**TASK STATEMENT**
Scan the lines below for the word "نیاز". Copy each line you find it in.

**INPUT RECORDS**
-*-

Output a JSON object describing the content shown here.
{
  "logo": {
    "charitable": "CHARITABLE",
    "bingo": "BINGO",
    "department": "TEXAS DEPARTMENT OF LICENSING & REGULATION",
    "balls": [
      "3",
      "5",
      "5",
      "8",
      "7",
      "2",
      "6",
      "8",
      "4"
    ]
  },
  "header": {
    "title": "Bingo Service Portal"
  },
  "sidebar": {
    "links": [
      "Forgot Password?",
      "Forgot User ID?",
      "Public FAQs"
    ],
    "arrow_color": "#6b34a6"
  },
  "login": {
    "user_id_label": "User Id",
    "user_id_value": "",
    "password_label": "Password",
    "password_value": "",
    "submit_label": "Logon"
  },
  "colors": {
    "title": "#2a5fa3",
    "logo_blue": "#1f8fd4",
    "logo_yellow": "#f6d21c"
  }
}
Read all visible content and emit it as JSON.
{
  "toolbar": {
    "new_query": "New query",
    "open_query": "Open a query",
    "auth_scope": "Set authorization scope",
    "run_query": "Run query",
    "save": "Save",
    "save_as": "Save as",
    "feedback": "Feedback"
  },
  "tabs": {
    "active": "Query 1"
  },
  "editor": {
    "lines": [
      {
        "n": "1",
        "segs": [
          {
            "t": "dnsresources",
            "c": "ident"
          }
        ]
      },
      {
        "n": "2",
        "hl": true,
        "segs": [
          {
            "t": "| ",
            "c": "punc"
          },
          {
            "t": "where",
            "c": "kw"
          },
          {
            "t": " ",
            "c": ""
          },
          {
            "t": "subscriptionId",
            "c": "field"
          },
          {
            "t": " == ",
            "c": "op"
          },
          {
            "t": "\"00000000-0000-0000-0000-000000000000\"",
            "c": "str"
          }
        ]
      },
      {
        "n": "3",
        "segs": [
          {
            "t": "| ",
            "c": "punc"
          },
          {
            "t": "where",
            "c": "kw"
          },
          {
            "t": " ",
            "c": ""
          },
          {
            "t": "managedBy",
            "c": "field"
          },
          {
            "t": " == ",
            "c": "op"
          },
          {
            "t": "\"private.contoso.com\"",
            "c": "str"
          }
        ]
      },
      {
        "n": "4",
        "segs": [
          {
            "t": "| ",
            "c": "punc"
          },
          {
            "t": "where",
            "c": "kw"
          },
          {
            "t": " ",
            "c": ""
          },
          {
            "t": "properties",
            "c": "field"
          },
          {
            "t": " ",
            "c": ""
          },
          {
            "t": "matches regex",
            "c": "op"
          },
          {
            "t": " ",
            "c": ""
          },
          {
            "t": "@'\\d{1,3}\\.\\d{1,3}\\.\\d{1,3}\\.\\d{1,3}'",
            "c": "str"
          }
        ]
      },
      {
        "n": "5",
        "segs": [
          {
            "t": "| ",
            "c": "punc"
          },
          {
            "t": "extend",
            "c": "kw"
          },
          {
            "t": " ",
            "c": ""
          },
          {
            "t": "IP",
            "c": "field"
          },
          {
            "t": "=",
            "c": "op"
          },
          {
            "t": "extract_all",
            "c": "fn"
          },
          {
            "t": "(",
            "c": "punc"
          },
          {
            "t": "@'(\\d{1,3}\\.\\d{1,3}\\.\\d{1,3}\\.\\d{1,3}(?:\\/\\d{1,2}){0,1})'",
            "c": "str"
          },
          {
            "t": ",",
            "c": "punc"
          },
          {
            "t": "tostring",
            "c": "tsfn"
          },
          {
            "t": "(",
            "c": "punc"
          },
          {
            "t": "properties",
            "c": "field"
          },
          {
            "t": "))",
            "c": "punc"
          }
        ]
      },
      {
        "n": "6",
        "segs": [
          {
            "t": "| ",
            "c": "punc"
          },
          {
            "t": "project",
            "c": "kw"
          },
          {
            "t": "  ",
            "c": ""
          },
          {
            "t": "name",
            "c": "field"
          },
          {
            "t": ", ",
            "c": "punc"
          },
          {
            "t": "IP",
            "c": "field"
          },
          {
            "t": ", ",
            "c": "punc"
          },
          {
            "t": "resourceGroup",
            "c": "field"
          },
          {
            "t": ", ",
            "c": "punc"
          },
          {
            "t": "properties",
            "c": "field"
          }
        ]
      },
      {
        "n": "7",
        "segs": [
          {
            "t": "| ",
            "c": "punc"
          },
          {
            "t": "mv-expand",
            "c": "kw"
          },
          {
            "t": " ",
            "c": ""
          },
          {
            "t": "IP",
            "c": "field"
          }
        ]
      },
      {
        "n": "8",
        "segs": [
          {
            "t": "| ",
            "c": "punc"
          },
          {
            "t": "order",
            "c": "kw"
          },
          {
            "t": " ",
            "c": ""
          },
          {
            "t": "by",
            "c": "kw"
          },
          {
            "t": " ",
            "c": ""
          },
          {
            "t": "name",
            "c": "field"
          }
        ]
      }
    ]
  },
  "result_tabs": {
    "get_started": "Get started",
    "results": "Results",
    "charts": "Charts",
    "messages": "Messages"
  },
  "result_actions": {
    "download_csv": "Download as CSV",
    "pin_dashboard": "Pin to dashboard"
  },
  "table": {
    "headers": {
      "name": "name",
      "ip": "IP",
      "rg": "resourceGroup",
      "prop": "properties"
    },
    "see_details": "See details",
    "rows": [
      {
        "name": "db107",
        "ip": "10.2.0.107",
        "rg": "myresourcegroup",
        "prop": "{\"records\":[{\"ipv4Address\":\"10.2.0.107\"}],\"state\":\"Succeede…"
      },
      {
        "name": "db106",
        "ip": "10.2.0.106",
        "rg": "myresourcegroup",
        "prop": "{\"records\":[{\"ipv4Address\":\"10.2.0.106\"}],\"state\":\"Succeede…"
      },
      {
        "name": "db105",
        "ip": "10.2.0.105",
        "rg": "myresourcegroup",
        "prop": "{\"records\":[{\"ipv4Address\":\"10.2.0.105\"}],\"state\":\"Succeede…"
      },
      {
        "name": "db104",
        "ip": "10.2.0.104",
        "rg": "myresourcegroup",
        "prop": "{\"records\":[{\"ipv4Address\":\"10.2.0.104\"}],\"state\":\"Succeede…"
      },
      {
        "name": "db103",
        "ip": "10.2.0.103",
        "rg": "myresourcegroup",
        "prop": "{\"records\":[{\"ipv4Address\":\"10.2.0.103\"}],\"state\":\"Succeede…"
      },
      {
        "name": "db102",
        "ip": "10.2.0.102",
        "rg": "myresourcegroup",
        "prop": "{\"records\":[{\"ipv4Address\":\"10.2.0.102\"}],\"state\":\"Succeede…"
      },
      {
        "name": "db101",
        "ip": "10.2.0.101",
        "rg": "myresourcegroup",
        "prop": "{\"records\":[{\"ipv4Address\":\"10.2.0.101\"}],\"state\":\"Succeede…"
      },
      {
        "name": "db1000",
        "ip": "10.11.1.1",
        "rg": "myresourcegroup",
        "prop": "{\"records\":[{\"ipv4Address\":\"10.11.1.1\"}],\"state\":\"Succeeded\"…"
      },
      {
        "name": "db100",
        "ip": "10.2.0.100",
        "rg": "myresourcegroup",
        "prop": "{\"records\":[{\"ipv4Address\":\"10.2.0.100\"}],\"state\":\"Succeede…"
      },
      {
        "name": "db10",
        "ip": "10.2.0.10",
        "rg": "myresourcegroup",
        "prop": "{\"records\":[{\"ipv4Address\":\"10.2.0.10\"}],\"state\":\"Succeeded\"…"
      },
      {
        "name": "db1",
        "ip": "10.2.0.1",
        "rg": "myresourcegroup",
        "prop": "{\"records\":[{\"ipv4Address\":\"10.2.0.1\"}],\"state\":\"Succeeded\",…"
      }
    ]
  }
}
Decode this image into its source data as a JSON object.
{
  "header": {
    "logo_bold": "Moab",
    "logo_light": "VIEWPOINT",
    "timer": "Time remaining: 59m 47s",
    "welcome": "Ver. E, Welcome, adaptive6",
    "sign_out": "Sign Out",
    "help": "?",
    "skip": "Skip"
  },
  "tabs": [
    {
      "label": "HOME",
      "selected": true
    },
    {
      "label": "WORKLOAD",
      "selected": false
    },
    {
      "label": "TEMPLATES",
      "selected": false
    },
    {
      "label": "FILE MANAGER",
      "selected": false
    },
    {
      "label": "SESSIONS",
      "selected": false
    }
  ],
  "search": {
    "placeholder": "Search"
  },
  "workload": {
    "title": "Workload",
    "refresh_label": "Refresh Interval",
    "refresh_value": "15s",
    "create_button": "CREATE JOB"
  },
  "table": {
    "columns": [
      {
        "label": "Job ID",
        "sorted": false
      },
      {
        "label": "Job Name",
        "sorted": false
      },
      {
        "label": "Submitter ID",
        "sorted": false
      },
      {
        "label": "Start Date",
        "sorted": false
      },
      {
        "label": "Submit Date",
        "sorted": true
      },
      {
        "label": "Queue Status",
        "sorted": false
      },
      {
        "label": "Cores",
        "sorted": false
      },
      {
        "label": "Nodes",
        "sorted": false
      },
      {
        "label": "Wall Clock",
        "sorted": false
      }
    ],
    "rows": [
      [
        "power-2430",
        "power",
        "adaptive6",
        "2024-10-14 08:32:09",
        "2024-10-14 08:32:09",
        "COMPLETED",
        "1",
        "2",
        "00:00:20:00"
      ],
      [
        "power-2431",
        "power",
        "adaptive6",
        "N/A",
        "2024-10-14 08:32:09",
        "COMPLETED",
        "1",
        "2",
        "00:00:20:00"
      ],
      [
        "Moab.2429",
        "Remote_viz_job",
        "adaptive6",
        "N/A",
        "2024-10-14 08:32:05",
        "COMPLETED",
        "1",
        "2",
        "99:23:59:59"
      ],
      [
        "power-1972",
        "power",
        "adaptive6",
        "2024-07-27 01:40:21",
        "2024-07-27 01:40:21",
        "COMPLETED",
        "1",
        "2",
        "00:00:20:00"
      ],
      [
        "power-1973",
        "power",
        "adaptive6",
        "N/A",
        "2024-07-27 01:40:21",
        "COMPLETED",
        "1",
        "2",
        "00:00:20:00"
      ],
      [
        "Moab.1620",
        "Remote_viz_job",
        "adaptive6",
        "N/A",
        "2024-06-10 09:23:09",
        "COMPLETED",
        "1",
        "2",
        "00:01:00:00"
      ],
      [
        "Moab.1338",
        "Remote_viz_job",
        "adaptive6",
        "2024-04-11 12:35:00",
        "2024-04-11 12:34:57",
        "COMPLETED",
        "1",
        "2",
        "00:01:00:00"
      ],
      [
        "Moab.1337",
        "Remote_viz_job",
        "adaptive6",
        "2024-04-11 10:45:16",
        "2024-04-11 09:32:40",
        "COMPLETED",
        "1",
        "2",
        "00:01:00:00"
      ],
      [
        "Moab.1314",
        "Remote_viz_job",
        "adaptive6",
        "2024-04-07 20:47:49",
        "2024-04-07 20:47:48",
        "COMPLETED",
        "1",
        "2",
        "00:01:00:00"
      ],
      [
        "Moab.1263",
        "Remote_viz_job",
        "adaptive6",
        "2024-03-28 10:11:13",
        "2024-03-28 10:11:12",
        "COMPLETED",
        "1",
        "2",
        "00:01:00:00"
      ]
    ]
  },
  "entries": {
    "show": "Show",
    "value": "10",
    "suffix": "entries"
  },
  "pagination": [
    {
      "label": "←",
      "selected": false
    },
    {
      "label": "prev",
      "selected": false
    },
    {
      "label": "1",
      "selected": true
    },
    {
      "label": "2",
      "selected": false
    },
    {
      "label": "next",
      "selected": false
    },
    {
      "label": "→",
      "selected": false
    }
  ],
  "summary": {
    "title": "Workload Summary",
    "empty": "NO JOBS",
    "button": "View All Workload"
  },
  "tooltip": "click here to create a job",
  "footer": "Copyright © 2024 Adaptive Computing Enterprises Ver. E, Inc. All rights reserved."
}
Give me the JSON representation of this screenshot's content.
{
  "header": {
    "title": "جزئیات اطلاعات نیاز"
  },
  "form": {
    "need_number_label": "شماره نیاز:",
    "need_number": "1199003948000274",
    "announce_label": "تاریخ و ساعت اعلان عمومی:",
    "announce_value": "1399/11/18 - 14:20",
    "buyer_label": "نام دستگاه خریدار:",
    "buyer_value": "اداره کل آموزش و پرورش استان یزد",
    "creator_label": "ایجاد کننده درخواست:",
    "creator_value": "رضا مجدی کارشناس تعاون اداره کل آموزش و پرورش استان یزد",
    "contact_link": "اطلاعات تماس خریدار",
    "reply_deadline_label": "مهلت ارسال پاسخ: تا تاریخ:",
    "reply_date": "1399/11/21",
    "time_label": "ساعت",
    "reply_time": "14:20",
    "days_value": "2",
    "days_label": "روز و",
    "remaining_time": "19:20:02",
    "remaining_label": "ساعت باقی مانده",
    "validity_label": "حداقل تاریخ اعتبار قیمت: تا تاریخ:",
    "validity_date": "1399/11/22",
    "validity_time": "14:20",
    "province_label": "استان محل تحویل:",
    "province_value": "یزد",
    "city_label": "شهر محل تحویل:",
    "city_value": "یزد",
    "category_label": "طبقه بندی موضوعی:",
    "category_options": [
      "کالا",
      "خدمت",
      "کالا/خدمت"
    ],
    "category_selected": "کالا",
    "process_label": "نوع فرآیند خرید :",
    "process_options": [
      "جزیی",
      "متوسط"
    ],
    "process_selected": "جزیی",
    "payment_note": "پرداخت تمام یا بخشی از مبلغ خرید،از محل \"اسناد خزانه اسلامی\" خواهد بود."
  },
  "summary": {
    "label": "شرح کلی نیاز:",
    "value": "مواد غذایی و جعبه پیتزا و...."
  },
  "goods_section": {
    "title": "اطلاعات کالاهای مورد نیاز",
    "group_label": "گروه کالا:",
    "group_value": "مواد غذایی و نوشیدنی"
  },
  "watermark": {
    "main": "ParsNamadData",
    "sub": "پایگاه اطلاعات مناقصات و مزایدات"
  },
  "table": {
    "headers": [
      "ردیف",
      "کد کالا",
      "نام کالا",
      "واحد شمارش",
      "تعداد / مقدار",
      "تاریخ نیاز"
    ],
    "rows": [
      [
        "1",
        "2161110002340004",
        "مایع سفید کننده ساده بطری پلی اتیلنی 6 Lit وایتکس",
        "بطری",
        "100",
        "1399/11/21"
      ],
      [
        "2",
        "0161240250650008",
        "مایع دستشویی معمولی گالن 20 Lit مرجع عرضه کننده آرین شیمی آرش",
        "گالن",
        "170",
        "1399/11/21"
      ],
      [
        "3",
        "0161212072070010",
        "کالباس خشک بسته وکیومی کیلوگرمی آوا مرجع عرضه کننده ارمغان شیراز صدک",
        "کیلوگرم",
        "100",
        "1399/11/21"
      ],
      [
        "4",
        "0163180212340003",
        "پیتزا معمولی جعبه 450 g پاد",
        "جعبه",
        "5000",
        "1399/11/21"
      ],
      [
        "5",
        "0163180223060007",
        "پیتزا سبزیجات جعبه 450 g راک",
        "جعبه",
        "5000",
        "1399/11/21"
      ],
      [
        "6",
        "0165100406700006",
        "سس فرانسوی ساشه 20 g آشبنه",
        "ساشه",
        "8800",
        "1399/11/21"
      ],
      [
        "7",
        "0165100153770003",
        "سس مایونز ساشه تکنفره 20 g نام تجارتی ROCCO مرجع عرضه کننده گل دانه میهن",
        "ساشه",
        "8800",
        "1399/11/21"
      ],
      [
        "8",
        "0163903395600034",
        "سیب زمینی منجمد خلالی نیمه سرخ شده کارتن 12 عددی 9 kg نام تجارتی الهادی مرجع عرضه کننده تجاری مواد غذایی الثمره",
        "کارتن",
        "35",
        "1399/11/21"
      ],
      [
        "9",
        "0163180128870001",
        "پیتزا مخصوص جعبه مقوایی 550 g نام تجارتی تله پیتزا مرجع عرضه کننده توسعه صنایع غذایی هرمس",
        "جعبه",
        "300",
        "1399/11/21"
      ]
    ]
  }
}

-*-

**OUTPUT BELOW**
    "title": "جزئیات اطلاعات نیاز"
    "need_number_label": "شماره نیاز:",
    "label": "شرح کلی نیاز:",
    "title": "اطلاعات کالاهای مورد نیاز",
      "تاریخ نیاز"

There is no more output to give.